# Free Position of Torsion Springs

#### What does the Free Position of a Torsion Spring Refer To?

The free position of a torsion spring, also known as unloaded position, is the angle that the torsion spring’s legs create when it is in its relaxed state before any load is placed on it. The angle is determined by the total amount of coils in the spring since the legs start at the point where the coil ends.

To figure out the free position of a torsion spring’s legs based on the total coils, you need to be aware of different aspects of the torsion spring. First, it is important to understand the relation between coil count and the degree of the legs. When the coil amount has a .25 ending such as 4.25 coils the free position is of a 90º (degree) angle. This is because when a spring has a solid number of coils without a fraction of coils such as 2, 3, or 4, etc. the tips where the coil terminate meet at the top of this spring. This leads to the formation of a 0º (degree) angle and the legs in this position form a straight line.

When the torsion spring’s legs need to be at an angle during its free state (when no load or pressure is being placed on it) a fraction of a coil must be added or subtracted in order to get the desired result. The following examples and formulas explain more on how to actually calculate the torsional spring dimension of your torsion spring’s free position.

#### Example A.)

You have a spring with 4.25 coils. Since you have a “fraction” of a coil at the end of your torsion spring, you will calculate it as such and convert it into degrees by multiplying the partial last coil by 360º. This means you will multiply 0.250 by 360º as shown in the formula and diagram provided.

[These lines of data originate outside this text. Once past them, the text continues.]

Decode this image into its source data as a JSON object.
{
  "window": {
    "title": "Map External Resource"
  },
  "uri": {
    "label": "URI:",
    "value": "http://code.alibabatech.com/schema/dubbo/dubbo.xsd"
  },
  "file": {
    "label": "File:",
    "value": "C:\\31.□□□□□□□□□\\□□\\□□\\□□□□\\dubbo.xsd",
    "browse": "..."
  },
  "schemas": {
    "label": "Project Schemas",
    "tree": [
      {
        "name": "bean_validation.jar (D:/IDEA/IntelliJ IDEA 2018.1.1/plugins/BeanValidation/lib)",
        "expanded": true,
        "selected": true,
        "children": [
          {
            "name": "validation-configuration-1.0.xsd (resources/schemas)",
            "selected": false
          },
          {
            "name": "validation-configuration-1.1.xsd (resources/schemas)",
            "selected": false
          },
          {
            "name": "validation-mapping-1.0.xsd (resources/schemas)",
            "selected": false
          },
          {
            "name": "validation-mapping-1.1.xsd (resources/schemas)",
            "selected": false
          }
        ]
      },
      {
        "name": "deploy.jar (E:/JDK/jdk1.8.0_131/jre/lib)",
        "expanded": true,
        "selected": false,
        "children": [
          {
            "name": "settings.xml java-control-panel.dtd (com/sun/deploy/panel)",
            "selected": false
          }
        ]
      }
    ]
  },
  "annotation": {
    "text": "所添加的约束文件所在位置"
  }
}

Fp = 360C

• Fp = Free Position
• C = Partial Coil
Fp = 360C
Fp = 360 (0.250)
Fp = 90º

#### Example B.)

If the device demands that the torsional spring have a free position of 180º how many coils does your spring need to have in order to achieve this free position? To figure this out you must work backwards. Divide your free position of 180º by the 360º and you will get the fractional or partial coil you will need to add to the spring in order to achieve this free position.

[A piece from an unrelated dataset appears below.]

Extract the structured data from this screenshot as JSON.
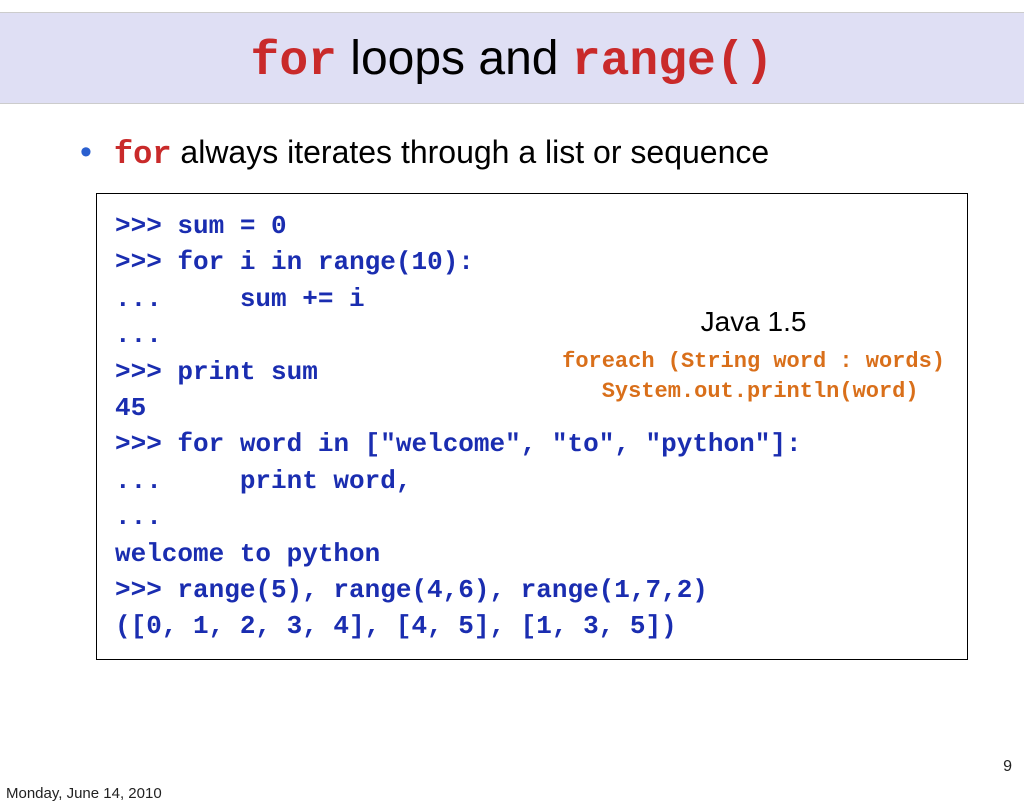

C = Fp ÷ 360

• Fp = Free Position
• C = Partial Coil
C = Fp ÷ 360
C = 180 ÷ 360
C = 0.5

The direction of wind of your torsional spring also has a lot to do with your spring’s free position and it will make a difference when being installed. When designing your designing your torsion spring, you must take into consideration which leg will be stationary and which direction you expect the other leg to rotate or deflect. The legs will only be able to travel inward as shown in the deflection diagram provided below.

#### Determine Your Direction of Wind

To determine the direction of wind on a torsion spring, you must place it in a way to where you’re looking down the center of the inner diameter and the back leg must be horizontally on top. If the back leg is pointing to the left, it is a left hand torsion spring, if it is facing to the right, it is a right hand torsion spring. No matter which position your spring is in, the direction of wind will remain the same. Take a look at the images provided below to see some examples about how the free position affects your spring design and how to determine the direction of wind.

#### Free Position Diagrams

Finding the right stock torsion spring can be a bit trickier than finding other springs in stock such as compression and extension springs, however, we make this simple at The Spring Store. We provide the number of coils the spring has for all our stock springs, all you have to do to determine the position is multiply the end by 360 to obtain the degrees of the spring. If you have any additional questions or suggestions you can contact us directly at (951) 276-2777 so you can place your order with confidence.